Skip to main content
Dryad logo

Data from: Partners coordinate territorial defense against simulated intruders in a duetting ovenbird

Citation

Diniz, Pedro et al. (2020), Data from: Partners coordinate territorial defense against simulated intruders in a duetting ovenbird, Dryad, Dataset, https://doi.org/10.5061/dryad.5tb2rbp0m

Abstract

Duets in breeding pairs may reflect a situation of conflict, whereby an individual answers its partner’s song as a form of unilateral acoustic mate guarding or, alternatively, it may reflect cooperation, when individuals share in territory defense or safeguard the partnership. The degree of coordination between the sexes when responding to solo versus paired intruders may elucidate the function of songs in duets. We examined this issue in a study with rufous horneros (Furnarius rufus), a duetting, socially monogamous Neotropical species with low levels of extra-pair paternity. We exposed social pairs during the non-breeding season to playbacks of duets, male solos, female solos, and control heterospecific songs. Partners approached all conspecific stimuli together and responded by singing quickly, at higher rates and by coordinating ~80% of their songs into duets. For both sexes, most response variables (seven of nine) did not vary across conspecific treatments. These results suggest that partners duet and coordinate behaviors to cooperatively defend common territories. However, females spent more time in territorial vigilance and partners were highly coordinated (correlated responses) in response to duets and female solos in comparison with male solos. This indicates that female intrusions (paired or solo) might be more threatening than male intrusions in the non-breeding season, especially for territorial females, and that females are less cooperative with their partners in territory defense against male intruders.
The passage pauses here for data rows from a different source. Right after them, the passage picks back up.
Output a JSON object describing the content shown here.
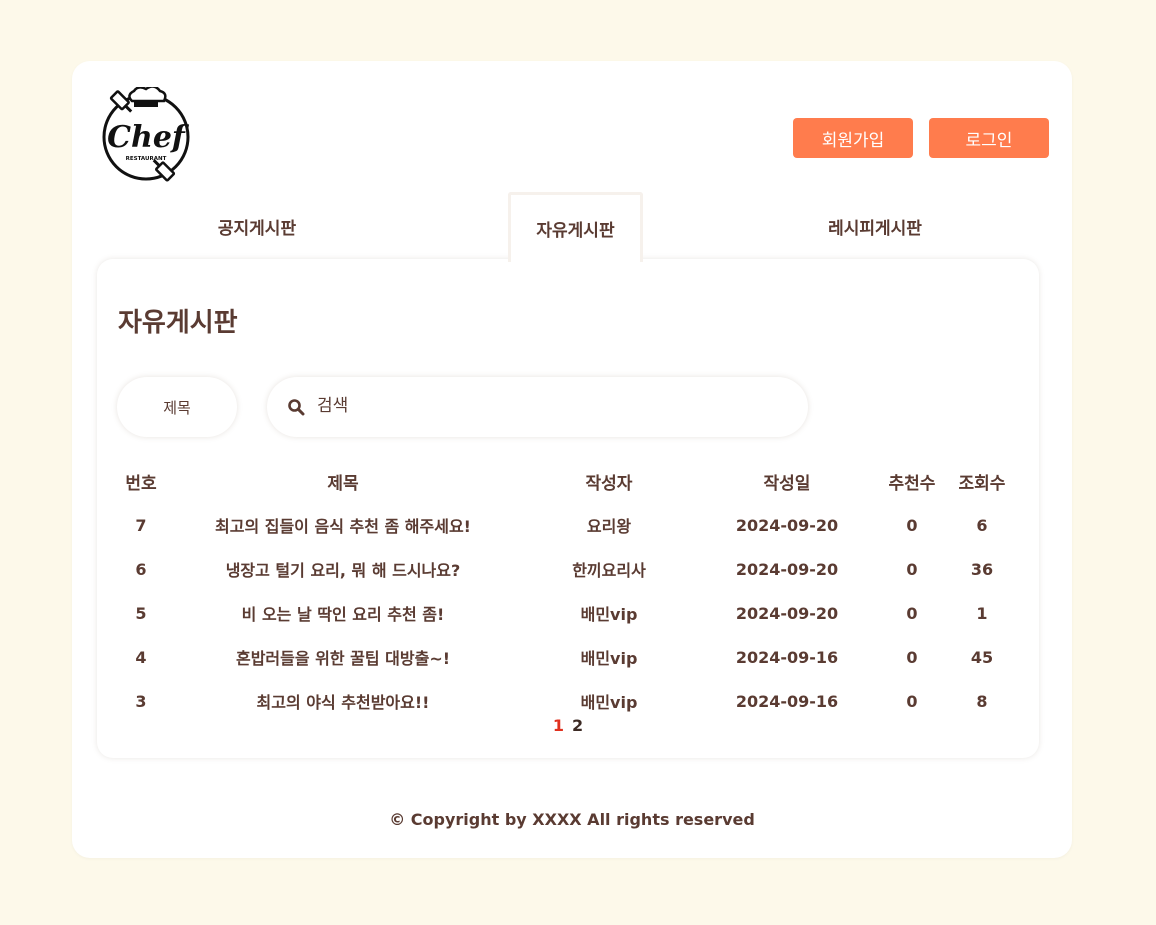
{
  "logo": {
    "icon": "chef-logo-icon",
    "text": "Chef",
    "subtext": "RESTAURANT"
  },
  "header": {
    "signup_label": "회원가입",
    "login_label": "로그인"
  },
  "tabs": [
    {
      "label": "공지게시판",
      "active": false
    },
    {
      "label": "자유게시판",
      "active": true
    },
    {
      "label": "레시피게시판",
      "active": false
    }
  ],
  "board": {
    "title": "자유게시판",
    "filter": {
      "selected": "제목"
    },
    "search": {
      "placeholder": "검색",
      "value": "",
      "icon": "search-icon"
    },
    "columns": [
      "번호",
      "제목",
      "작성자",
      "작성일",
      "추천수",
      "조회수"
    ],
    "rows": [
      {
        "no": "7",
        "title": "최고의 집들이 음식 추천 좀 해주세요!",
        "author": "요리왕",
        "date": "2024-09-20",
        "likes": "0",
        "views": "6"
      },
      {
        "no": "6",
        "title": "냉장고 털기 요리, 뭐 해 드시나요?",
        "author": "한끼요리사",
        "date": "2024-09-20",
        "likes": "0",
        "views": "36"
      },
      {
        "no": "5",
        "title": "비 오는 날 딱인 요리 추천 좀!",
        "author": "배민vip",
        "date": "2024-09-20",
        "likes": "0",
        "views": "1"
      },
      {
        "no": "4",
        "title": "혼밥러들을 위한 꿀팁 대방출~!",
        "author": "배민vip",
        "date": "2024-09-16",
        "likes": "0",
        "views": "45"
      },
      {
        "no": "3",
        "title": "최고의 야식 추천받아요!!",
        "author": "배민vip",
        "date": "2024-09-16",
        "likes": "0",
        "views": "8"
      }
    ],
    "pagination": {
      "pages": [
        "1",
        "2"
      ],
      "current": "1"
    }
  },
  "footer": {
    "text": "© Copyright by XXXX All rights reserved"
  },
  "colors": {
    "background": "#fdf9ea",
    "accent": "#ff7c4d",
    "text": "#5a3b32",
    "active_page": "#e0301e"
  }
}
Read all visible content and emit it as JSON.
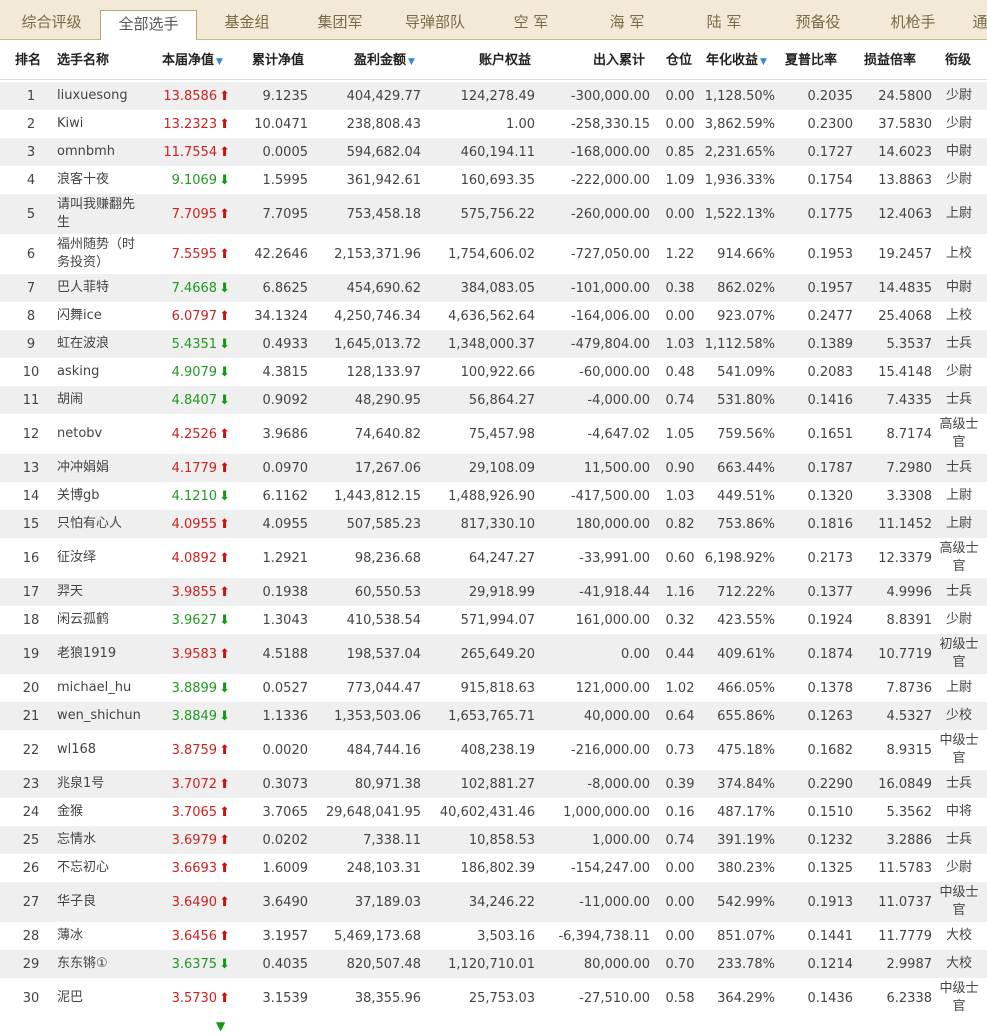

Funding

Coordenação de Aperfeiçoamento de Pessoal de Nível Superior, Award: 1

Conselho Nacional de Desenvolvimento Científico e Tecnológico, Award: 141178/2015‐9,471945/2013‐7

Animal Behavior Society